The Pending Home Sales Index, a forward-looking indicator based on contract signings, dropped 11.6 percent to 81.9 in April from a downwardly revised 92.6 in March. The index is 26.5 percent below a cyclical peak of 111.5 in April 2010 when buyers were rushing to beat the contract deadline for the home buyer tax credit.
The data reflects contracts but not closings, which normally occur with a lag time of one or two months.
Lawrence Yun, NAR chief economist, said the dip in contracts may be due to temporary factors. “The pullback in contract signings is disappointing and implies a slower than expected market recovery in upcoming months,” he said. “The economy hit a soft patch in April from sharply rising oil prices, widespread severe weather with the heaviest precipitation in 20 years, and a sudden rise in unemployment claims.
Retail sales slowed measurably in April, while sales at furniture and home furnishing stores declined sharply. The magnitude of the fall in pending home sales is larger than can be implied by broad economic factors, the only way to know is if this continues month-over-month for a period of 3 months. At that point it’s more than an aberration, it’s the norm.
Tightening credit standards are the primary long-term factor holding back the market.

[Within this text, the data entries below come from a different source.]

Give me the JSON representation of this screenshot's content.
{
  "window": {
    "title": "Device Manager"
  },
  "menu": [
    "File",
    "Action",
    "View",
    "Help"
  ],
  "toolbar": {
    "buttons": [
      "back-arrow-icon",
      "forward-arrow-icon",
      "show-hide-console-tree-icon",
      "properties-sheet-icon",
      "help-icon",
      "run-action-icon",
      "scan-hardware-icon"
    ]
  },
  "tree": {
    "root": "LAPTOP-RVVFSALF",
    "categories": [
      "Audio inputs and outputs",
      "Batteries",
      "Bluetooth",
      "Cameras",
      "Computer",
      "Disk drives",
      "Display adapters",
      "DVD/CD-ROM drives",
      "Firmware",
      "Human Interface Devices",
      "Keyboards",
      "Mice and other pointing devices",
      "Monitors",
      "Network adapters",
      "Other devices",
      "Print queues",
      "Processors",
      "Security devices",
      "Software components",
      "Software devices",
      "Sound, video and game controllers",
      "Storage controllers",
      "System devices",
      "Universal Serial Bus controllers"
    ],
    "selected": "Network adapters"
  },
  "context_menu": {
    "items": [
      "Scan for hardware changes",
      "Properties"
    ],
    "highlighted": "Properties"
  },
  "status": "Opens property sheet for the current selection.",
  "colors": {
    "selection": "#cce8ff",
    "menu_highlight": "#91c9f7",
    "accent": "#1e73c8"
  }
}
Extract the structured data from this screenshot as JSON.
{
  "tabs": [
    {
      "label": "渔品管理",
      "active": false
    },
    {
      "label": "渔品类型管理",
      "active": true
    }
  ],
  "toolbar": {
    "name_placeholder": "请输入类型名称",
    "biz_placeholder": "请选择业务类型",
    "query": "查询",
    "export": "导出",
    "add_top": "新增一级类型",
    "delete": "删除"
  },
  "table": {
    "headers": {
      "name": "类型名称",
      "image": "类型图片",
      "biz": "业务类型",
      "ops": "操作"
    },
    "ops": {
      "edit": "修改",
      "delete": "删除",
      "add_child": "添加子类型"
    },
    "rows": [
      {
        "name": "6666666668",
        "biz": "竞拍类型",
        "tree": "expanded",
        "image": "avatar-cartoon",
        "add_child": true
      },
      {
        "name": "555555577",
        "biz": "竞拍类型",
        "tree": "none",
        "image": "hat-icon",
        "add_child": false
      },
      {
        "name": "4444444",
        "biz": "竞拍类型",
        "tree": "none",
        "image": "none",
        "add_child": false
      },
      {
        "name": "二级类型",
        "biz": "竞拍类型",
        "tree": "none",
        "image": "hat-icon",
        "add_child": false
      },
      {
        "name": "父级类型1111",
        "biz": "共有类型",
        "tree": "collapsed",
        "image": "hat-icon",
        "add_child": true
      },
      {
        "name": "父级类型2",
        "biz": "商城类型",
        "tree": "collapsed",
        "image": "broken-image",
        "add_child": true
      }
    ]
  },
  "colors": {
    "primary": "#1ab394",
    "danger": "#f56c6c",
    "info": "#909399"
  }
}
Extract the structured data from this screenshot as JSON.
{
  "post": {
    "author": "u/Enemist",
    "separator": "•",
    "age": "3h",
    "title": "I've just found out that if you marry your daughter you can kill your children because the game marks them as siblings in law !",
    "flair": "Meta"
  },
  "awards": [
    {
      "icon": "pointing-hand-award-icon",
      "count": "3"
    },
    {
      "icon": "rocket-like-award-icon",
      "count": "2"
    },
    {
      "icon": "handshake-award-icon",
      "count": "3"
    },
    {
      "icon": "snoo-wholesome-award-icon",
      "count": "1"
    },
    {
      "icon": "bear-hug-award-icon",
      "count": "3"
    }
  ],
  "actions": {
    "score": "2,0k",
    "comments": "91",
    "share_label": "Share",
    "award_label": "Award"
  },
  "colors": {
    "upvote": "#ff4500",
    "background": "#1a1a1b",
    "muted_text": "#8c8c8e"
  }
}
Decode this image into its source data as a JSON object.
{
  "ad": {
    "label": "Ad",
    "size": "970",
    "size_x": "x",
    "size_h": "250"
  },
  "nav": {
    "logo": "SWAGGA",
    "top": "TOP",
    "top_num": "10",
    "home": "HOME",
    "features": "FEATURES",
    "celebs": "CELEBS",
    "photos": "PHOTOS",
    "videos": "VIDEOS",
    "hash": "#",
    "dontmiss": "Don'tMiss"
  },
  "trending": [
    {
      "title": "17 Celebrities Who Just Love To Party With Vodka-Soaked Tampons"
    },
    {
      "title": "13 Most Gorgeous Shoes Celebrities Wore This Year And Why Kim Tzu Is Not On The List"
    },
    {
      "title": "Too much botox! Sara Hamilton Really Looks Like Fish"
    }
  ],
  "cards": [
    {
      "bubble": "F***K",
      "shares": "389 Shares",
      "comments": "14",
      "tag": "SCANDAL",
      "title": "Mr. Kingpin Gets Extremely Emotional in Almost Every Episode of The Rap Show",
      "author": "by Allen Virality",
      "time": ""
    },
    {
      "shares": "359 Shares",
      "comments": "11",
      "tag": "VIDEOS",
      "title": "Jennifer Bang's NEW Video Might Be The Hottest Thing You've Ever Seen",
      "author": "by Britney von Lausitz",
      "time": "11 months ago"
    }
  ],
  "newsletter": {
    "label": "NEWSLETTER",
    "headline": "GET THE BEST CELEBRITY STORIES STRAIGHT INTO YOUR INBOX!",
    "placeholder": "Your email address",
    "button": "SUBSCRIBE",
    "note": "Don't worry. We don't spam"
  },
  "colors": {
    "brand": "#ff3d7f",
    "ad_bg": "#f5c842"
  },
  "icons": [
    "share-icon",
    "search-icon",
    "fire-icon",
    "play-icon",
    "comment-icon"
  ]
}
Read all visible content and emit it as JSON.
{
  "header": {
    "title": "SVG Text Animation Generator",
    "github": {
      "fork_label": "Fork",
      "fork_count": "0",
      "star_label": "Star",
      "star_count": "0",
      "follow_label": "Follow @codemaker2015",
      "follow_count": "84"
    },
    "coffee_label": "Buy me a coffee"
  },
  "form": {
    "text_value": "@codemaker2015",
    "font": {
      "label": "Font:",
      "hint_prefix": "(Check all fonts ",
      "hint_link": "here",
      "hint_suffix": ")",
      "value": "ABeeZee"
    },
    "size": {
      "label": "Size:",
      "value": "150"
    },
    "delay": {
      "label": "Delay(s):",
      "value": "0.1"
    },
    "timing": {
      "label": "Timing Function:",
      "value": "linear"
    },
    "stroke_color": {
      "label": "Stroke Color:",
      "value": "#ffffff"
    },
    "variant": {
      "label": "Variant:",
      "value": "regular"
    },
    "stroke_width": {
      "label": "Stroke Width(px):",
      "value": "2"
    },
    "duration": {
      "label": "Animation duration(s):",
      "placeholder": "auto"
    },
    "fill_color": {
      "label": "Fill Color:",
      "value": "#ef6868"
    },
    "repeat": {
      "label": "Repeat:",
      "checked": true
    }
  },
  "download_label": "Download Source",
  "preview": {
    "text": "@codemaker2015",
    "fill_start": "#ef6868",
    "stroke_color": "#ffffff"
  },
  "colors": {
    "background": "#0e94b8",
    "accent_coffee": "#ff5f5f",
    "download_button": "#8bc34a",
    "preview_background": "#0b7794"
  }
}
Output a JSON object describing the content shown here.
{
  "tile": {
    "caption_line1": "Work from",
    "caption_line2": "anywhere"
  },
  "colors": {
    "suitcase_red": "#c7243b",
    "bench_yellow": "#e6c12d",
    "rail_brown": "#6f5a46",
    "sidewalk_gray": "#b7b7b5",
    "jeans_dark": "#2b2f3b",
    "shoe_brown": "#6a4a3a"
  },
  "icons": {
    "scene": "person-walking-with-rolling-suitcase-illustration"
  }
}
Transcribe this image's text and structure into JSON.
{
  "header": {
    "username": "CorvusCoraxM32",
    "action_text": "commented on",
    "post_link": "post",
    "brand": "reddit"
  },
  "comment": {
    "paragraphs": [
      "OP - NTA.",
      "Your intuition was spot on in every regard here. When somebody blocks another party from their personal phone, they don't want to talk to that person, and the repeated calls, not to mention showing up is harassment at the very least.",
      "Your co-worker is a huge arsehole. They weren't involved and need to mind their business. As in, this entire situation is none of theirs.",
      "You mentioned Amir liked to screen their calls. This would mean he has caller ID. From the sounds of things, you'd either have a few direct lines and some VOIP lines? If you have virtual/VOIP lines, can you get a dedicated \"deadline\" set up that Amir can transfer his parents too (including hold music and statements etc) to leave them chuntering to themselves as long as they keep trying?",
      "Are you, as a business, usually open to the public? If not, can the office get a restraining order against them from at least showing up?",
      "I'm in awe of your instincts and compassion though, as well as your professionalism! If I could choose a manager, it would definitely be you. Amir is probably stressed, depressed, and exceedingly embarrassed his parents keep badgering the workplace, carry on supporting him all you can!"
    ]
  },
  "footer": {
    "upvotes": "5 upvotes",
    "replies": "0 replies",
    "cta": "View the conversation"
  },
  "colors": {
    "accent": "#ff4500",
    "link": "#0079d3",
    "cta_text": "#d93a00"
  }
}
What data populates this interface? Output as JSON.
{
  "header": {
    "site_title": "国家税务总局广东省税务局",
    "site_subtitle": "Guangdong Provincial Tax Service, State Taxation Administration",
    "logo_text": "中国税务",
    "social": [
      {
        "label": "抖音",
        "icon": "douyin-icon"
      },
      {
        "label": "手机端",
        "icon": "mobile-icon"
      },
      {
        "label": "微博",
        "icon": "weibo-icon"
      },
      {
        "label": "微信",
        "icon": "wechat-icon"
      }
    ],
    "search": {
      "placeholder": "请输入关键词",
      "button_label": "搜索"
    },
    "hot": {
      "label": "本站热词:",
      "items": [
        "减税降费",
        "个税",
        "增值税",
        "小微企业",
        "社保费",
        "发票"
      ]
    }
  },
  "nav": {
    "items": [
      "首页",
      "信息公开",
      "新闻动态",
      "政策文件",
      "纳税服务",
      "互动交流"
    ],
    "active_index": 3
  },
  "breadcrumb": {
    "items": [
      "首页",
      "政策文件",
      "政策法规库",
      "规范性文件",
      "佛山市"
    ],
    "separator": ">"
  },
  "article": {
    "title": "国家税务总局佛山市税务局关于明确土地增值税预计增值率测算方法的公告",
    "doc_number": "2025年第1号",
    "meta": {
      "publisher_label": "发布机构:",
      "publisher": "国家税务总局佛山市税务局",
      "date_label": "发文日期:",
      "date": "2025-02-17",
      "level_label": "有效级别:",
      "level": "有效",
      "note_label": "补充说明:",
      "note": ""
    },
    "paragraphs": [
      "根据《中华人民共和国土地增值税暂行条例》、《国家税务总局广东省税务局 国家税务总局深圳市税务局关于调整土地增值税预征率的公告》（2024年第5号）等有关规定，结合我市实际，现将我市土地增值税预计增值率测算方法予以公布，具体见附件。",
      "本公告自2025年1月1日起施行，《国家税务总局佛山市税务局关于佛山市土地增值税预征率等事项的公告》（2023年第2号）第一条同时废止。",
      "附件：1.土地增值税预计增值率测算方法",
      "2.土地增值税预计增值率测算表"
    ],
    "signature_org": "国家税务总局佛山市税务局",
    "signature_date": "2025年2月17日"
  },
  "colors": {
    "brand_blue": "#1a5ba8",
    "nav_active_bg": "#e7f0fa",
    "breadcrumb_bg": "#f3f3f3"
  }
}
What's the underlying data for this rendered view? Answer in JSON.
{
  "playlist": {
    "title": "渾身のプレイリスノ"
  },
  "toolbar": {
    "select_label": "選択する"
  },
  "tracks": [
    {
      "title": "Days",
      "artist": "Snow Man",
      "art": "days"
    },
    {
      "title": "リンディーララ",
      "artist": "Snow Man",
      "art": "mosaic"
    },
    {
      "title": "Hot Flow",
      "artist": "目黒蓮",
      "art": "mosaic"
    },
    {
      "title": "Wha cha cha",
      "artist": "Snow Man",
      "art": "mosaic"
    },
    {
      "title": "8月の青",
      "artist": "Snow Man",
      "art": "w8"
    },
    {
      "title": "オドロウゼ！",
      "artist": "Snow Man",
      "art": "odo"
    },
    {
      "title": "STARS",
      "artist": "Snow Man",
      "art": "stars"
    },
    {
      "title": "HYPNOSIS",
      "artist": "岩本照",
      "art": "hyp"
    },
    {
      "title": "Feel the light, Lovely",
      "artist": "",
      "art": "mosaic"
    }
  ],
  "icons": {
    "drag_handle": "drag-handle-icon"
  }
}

There is no doubt that the excessively tight mortgage underwriting process is making the housing market recovery unnecessarily slow. Lenders and bank regulators need to be mindful of the historically low default rates among mortgage borrowers of the past two years. A robust economic and housing market recovery cannot occur as long as banks continue to hold onto huge cash reserves.
Banks lend when they think they have a good credit risk provided they are not capital impaired or concerned about capital impairment. That provision is critical.
Banks do not lend from reserves or even need reserves to lend. Loans come first, reserves second.
The next question that is going to be answered will be this summer. With a little luck and help from a drop in rates we might salvage a somewhat decent summer sales season. If rates spike at all, even a quarter of a point it will be a HUGE hit. Homebuyers (those that can qualify) are cautious. The concern over employment and the affect that is having on the overall market will continue to be a primary factor when it comes time to put the “pen to paper”. If you’re thinking about selling, you need to call my office first.